By Bob Allen
A century-and-a-half after the United States fought a civil war over slavery, two black and two white Baptist pastors in Kentucky say it is time for another war against “fear and racism.”
“This war will not employ guns and grenades but the nonviolent tactics of the 1960s civil rights movement, targeted at capturing hearts even as it liberates cities like Louisville from the residual effects of slavery,” the quartet said in a June 23 op-ed in the Louisville Courier-Journal.
Highland Baptist Church Pastor Joe Phelps and Chris Caldwell of Broadway Baptist Church in Louisville, both white, joined African-American pastors Kevin Cosby of St. Stephen Baptist Church and Bruce Williams of Bates Memorial Baptist Church in a “fight to transform educational and economic opportunities for Louisville’s black community until there is a level playing field.”
“This war will liberate white Americans chained to subtle and not-so-subtle patterns of material and emotional dominance over black Americans,” they said. “These patterns justify racist business decisions that keep black communities poor. They retain ‘us’ and ‘them’ thinking that becomes the seedbed of competition, disdain, and eventually demonization and extermination.”
The pastors said the effects of slavery are still evident 150 years after the last slaves were set free. Educational and economic disparities perpetuated through the Jim Crow era, they said, are now seen in “today’s new Jim Crow laws” that disproportionately “imprison black communities who have few options and understandably give in to despair.”
“Tour certain streets of West Louisville and you will find yourself in Zombieville: a community of living people in whom hope has died,” the pastors said. “These are not bad or lazy or evil people, but people robbed of their institutions, whose communities are stripped bare of the means of economic vitality, who are displaced from one neighborhood to another based on decisions in which they have no voice, and whose family systems are profoundly compromised by despair and destitution.”
The four pastors said “enough is enough.”
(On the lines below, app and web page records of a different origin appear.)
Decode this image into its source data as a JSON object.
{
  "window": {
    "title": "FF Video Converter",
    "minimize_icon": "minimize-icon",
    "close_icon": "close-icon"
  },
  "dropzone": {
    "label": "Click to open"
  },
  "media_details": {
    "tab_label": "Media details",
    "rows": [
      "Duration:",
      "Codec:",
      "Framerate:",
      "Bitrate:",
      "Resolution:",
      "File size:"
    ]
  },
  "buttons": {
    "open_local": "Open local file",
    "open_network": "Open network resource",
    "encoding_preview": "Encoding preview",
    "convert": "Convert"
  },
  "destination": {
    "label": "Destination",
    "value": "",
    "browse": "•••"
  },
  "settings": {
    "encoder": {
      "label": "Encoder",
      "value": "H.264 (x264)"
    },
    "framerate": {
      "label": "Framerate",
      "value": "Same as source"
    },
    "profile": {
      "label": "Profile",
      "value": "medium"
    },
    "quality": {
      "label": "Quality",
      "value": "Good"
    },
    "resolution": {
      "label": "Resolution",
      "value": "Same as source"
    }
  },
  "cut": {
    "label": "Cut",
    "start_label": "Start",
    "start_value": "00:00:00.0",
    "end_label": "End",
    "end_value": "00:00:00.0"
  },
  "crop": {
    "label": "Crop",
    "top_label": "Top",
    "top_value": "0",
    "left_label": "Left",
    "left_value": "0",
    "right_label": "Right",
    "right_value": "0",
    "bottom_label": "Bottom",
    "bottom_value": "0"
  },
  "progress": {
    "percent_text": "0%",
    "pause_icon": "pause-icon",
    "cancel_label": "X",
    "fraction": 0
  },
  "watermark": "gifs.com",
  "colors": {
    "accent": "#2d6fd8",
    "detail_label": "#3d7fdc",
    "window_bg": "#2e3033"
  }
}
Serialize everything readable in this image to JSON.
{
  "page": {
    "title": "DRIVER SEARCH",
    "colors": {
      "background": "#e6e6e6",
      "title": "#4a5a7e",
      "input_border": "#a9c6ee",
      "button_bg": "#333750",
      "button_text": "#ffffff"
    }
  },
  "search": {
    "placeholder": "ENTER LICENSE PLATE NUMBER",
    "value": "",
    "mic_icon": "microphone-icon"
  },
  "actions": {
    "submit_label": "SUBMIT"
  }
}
“We have been brought together ‘for such a time as this,’” they said. “As such, we will move from truth-telling to action and, when necessary, strategic confrontation, as we assess who is our ally and who is, for today, our enemy.”
“We will not be co-opted by either armies of domination or armies of unholy anger,” they pledged. “Because the human heart is our central domain we will fight to free all hearts enslaved by racism, including our own.”
Cosby, who formerly taught and preached at Southern Baptist Theological Seminary but recently began reaching out to the Cooperative Baptist Fellowship, praised Caldwell and Phelps on Twitter as “prophets” of social justice and racial reconciliation.